Intense storms have become more frequent and longer-lasting in the Great Plains and Midwest in the last 35 years. What has fueled these storms? The temperature difference between the Southern Great Plains and the Atlantic Ocean produces winds that carry moisture from the Gulf of Mexico to the Great Plains, according to a new study in Nature Communications.
Motivated by public hazards associated with contaminated sources of drinking water, a team of scientists has successfully developed and tested tiny, glowing crystals that can detect and trap heavy-metal toxins like mercury and lead.
UPTON, NY--Many people picture electrical conductivity as the flow of charged particles (mainly electrons) without really thinking about the atomic structure of the material through which those charges are moving. But scientists who study "strongly correlated electron" materials such as high-temperature superconductors and those with strong responses to magnetism know that picture is far too simplistic.
Researchers at the University of California San Diego, the University of Colorado-Boulder, the University of Chicago and Argonne are the first to identify similarities in the way in which Komodo dragons and humans and their pets share microbes within closed environments.
A new study finds that environment and genetics determine relative abundance of specific microbes in the gut. The findings represent an attempt to untangle the forces that shape the gut microbiome, which plays an important role in keeping us healthy.
Scientists at the U.S. Department of Energy's Ames Laboratory are being credited with creating the first intermetallic double salt with platinum.
A combination of experiments, including X-ray studies at Berkeley Lab, revealed new details about pesky deposits that can stop chemical reactions vital to fuel production and other processes.
PPPL and Princeton Researchers Propose an Explanation for the Mysterious Onset of a Universal Process
Article describes physics behind fast magnetic reconnection.
New technologies are giving researchers unprecedented opportunities to explore how the brain processes, utilizes, stores and retrieves information. But without a coherent strategy to analyze, manage and understand the data generated by these new tools, advancements in the field will be limited. Berkeley Lab researchers and their collaborators offer a plan to overcome these big data challenges.
An international team of scientists is providing new insight into the process by which plants use light to split water and create oxygen. In experiments led by Berkeley Lab scientists, ultrafast X-ray lasers were able to capture atomic-scale images of a protein complex found in plants, algae, and cyanobacteria at room temperature.
New X-ray methods at the Department of Energy's SLAC National Accelerator Laboratory have captured the highest resolution room-temperature images of protein complex photosystem II, which allows scientists to closely watch how water is split during photosynthesis at the temperature at which it occurs naturally.

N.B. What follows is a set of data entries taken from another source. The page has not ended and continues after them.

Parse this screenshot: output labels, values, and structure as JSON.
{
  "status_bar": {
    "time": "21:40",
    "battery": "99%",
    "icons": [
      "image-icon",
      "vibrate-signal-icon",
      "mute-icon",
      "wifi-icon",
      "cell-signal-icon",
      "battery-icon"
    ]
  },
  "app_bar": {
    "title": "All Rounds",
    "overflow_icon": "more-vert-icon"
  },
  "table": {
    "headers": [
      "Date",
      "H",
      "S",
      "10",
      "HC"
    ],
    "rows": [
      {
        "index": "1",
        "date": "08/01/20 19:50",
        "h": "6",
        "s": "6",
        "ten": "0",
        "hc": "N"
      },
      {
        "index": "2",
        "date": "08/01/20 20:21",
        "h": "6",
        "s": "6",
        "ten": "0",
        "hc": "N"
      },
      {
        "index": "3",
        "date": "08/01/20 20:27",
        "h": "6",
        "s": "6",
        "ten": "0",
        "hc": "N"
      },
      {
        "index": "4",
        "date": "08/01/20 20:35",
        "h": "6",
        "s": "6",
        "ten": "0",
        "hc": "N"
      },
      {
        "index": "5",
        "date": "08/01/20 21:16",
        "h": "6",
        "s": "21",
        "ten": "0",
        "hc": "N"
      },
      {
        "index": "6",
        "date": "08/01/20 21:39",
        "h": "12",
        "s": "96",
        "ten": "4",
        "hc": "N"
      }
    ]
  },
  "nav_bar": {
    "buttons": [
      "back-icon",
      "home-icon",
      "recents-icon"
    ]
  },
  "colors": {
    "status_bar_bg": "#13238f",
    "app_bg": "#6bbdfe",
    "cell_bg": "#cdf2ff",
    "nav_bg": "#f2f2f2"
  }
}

Researchers at the Stanford PULSE Institute have invented a new way to probe the valence electrons of atoms deep inside a crystalline solid.
Researchers at Argonne National Laboratory have conducted a detailed study of the albedo (reflectivity) effects of converting land to grow biofuel crops. Based on changes in albedo alone, their findings reveal that greenhouse gas emissions in land use change scenarios represent a net warming effect for ethanol made from miscanthus grass and switchgrass, but a net cooling effect for ethanol made from corn.
A team from the Max-Planck-Institute (MPI) for Terrestrial Microbiology in Marburg, Germany has reverse engineered a biosynthetic pathway for more effective carbon fixation that is based on a new CO2-fixing enzyme that is nearly 20 times faster than the most prevalent enzyme in nature responsible for capturing CO2 in plants by using sunlight as energy.